So far, the U.S. government, as with many other countries, has been on the defensive and has focused on the coronavirus response within our borders. Moreover, some leaders across the world, including in the U.S., have suggested that the lesson of the crisis is that our supply chains are too globally integrated, that international cooperation has made us less secure. This might be immediately appropriate given that the primary responsibility of any government is the safety of its own citizens. However, as UN Secretary General Antonio Guterres said, “We can only beat this pandemic if we act in solidarity with every country and for every person. No one is safe until we are all safe.”

During global chaos and uncertainty, there are valiant examples of global solidarity on display, and more of this will be needed in the weeks and months ahead. Countries are sharing data and lessons learned, ceasefires have been called, countries are sharing and sending healthcare workers and supplies, and scientists are collaborating to develop a vaccine and cure.

The human spirit of compassion, gratitude, and service to others has also extended collective courage and goodwill with community music concerts from balconies at apartment complexes, ‘bear hunts’ for kids in neighborhoods, generosity of time and talent from celebrities, and strength and bravery from frontline healthcare workers. Everyday, heartwarming stories showcase the goodness of humanity.

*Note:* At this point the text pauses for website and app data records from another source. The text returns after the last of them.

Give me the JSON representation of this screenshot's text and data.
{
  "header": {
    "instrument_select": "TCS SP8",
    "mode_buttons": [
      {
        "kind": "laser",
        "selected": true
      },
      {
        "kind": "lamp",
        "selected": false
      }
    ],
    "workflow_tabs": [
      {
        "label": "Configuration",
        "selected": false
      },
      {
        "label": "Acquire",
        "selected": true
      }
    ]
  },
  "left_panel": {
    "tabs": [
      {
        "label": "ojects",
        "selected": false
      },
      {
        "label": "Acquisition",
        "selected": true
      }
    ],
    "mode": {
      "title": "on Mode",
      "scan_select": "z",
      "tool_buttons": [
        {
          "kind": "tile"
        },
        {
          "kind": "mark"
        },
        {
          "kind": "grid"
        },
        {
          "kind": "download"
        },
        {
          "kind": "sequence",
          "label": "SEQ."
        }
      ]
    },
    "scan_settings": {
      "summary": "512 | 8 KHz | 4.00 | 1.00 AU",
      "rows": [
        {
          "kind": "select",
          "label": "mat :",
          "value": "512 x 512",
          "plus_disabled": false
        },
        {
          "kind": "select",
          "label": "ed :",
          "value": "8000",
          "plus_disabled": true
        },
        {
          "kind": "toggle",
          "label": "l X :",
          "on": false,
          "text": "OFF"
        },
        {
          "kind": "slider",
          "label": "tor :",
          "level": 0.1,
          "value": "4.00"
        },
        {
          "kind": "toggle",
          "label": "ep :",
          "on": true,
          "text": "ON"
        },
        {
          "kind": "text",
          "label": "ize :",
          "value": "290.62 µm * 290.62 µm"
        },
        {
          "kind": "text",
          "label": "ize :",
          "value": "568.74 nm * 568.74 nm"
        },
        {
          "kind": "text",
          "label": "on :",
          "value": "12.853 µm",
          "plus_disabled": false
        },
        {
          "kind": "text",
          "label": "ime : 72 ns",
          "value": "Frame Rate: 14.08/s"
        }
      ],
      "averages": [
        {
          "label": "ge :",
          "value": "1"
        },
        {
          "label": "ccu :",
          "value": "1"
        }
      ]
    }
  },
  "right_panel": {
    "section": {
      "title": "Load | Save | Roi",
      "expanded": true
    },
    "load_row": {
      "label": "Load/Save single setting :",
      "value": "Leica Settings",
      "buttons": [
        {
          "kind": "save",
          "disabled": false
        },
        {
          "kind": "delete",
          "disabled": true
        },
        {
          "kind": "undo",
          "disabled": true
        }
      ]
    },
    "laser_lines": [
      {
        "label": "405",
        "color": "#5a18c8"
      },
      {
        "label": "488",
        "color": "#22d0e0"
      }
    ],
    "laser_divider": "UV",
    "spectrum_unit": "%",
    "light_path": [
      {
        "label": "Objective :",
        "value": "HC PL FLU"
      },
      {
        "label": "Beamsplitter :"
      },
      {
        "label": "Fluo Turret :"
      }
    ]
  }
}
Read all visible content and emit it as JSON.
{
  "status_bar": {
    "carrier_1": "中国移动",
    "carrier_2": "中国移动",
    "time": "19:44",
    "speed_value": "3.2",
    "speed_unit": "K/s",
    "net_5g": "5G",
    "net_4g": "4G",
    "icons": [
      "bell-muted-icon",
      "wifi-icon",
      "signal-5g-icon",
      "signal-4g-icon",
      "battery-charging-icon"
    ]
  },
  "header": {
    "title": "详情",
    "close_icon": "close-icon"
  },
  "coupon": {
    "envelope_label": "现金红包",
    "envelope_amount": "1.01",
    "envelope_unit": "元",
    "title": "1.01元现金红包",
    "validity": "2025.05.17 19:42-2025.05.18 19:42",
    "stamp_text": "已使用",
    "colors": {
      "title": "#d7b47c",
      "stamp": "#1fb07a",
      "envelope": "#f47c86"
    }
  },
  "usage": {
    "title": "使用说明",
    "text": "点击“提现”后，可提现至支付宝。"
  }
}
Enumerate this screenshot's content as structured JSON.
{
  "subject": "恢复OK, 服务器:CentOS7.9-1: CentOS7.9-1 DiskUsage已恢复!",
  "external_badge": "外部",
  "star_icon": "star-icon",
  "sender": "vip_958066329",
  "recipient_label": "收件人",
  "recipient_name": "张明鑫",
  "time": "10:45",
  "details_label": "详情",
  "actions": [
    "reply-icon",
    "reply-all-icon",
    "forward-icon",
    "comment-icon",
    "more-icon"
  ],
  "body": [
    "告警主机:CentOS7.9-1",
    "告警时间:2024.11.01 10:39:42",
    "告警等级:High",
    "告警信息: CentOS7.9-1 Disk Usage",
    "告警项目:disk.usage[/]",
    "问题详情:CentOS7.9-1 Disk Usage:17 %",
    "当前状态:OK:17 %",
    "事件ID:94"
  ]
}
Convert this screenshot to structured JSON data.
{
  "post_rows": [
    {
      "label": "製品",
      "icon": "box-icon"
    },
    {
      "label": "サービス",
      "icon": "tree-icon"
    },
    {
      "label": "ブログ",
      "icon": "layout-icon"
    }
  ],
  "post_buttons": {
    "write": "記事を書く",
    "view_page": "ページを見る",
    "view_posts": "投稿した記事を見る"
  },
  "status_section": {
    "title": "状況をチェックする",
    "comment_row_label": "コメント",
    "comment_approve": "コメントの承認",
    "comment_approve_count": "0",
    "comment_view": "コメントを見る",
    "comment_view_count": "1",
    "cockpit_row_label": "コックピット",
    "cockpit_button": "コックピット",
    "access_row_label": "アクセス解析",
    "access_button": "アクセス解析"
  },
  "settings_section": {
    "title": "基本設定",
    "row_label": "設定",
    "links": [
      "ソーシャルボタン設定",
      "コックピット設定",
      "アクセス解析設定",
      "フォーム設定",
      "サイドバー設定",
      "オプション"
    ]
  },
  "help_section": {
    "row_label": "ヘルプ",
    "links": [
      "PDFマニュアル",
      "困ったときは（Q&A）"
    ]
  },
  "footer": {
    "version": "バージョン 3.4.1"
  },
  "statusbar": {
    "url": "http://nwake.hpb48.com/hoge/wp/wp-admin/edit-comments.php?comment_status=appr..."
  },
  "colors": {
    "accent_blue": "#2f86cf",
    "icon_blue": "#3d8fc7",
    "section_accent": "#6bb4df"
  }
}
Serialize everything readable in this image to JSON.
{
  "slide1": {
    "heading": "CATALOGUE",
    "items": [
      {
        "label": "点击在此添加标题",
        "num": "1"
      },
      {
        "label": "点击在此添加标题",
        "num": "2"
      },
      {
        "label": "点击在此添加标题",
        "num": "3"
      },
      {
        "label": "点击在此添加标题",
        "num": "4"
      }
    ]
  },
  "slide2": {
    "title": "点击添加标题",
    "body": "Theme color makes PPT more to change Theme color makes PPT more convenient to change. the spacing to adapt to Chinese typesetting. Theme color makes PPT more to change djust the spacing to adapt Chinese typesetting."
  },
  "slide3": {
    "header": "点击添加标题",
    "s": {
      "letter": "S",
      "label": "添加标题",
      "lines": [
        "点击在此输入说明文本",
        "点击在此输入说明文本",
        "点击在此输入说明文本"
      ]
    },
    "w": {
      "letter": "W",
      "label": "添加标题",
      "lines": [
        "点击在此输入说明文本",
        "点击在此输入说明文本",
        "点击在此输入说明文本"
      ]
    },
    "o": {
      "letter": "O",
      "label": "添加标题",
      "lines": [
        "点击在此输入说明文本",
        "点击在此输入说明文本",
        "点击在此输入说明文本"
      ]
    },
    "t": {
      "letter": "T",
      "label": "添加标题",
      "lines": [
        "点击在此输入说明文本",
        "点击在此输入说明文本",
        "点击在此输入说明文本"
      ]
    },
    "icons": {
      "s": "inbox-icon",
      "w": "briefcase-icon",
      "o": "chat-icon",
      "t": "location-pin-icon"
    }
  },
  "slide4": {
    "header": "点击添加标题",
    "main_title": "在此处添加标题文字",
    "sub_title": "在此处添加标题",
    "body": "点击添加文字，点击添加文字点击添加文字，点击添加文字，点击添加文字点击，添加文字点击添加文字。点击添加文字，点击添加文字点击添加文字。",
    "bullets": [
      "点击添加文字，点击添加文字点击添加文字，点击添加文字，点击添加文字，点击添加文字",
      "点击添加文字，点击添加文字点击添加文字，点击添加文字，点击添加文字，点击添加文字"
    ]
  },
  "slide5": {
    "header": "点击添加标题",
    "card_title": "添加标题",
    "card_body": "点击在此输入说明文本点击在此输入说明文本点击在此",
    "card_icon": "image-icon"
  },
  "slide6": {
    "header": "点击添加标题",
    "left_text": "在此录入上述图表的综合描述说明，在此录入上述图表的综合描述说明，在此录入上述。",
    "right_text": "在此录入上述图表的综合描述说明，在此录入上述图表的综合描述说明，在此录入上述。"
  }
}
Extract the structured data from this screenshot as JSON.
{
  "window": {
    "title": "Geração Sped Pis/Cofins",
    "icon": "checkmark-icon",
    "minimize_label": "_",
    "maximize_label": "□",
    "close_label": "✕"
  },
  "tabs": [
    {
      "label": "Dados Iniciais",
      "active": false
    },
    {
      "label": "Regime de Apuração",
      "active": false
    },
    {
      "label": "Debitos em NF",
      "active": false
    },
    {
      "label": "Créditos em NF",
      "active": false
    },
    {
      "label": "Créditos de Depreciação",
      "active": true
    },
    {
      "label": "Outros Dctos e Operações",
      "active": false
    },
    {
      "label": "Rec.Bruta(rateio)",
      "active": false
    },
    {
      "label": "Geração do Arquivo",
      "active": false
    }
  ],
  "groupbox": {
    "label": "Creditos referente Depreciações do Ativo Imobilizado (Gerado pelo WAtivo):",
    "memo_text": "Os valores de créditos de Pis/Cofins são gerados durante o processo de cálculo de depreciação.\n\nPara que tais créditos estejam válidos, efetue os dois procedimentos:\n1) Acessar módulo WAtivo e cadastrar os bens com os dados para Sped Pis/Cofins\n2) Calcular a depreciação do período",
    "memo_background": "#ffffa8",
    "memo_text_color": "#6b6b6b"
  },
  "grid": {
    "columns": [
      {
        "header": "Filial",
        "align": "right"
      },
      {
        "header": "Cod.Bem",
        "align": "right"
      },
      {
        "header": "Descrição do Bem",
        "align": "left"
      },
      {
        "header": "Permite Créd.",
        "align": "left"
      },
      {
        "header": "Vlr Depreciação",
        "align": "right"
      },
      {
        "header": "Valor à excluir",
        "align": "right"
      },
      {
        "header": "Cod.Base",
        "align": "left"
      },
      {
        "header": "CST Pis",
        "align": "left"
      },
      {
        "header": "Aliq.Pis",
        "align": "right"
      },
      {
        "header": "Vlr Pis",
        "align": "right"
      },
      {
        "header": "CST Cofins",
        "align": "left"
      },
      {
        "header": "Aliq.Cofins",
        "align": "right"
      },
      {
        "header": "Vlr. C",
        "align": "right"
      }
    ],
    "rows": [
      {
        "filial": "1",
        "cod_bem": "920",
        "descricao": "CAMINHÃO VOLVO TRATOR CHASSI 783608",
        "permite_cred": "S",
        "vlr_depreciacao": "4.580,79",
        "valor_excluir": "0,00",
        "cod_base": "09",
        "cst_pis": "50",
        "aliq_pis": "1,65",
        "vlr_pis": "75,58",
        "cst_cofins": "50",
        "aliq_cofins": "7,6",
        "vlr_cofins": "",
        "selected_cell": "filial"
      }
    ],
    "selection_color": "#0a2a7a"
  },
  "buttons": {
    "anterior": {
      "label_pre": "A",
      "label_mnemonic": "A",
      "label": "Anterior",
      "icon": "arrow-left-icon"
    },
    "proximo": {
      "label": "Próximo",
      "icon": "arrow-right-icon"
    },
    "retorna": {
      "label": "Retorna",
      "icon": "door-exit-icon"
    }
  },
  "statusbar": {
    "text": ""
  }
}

Now more than ever is a time for us to join our collective grit to push back against the coronavirus. We need to mobilize resources – financial and otherwise – strengthen supply chains and prepare for the long term. We must not lose sight of the fact that it was a failure of international cooperation that enabled an epidemic in China to become a global pandemic.

Strengthening international cooperation will be the key to successful defense against future pandemics. This means a World Health Organization capable of sounding a credible global alarm and mobilizing a robust early response by national governments with the appropriate training, planning, equipment and political commitment.  It also means forthright American leadership to build the diplomatic coalitions that will make it harder for countries to avoid sharing information and evade accountability. Even when stay home orders will eventually lift, we have a long way to go.

The recently passed CARES Act provides just over a billion dollars for the U.S. Department of State and USAID, which is an important step toward strengthening the international response. But this amount is barely a drop in the bucket of what the UN estimates will be needed – likely to reach double-digit percentage points of the world’s gross domestic product. It will take robust American engagement with nations around the world, buttressed with credible resources, to ensure that everyone participates to the best of their ability in martialing the needed resources.

As the richest nation on the planet and facing an enemy that doesn’t respect borders or citizenship, we need to play the long game that puts U.S. leadership in front of a collective global response, particularly where the toll could be even greater. We must do this, not only because it is a moral imperative, but because it is in our self-interest: as we have seen, an outbreak anywhere in the world will eventually find its way to America, so America must ensure that outbreaks everywhere in the world are contained.

Now is a tough time for our country and for the world, but it’s not a time to retreat into ourselves. The lesson of history is that the reflex to pull up the drawbridge, as tempting as it is and as comforting as it may seem, just lets problems fester and grow into greater threats. We must continue to band together to ensure that we aren’t leaving anything off the table we’d regret later.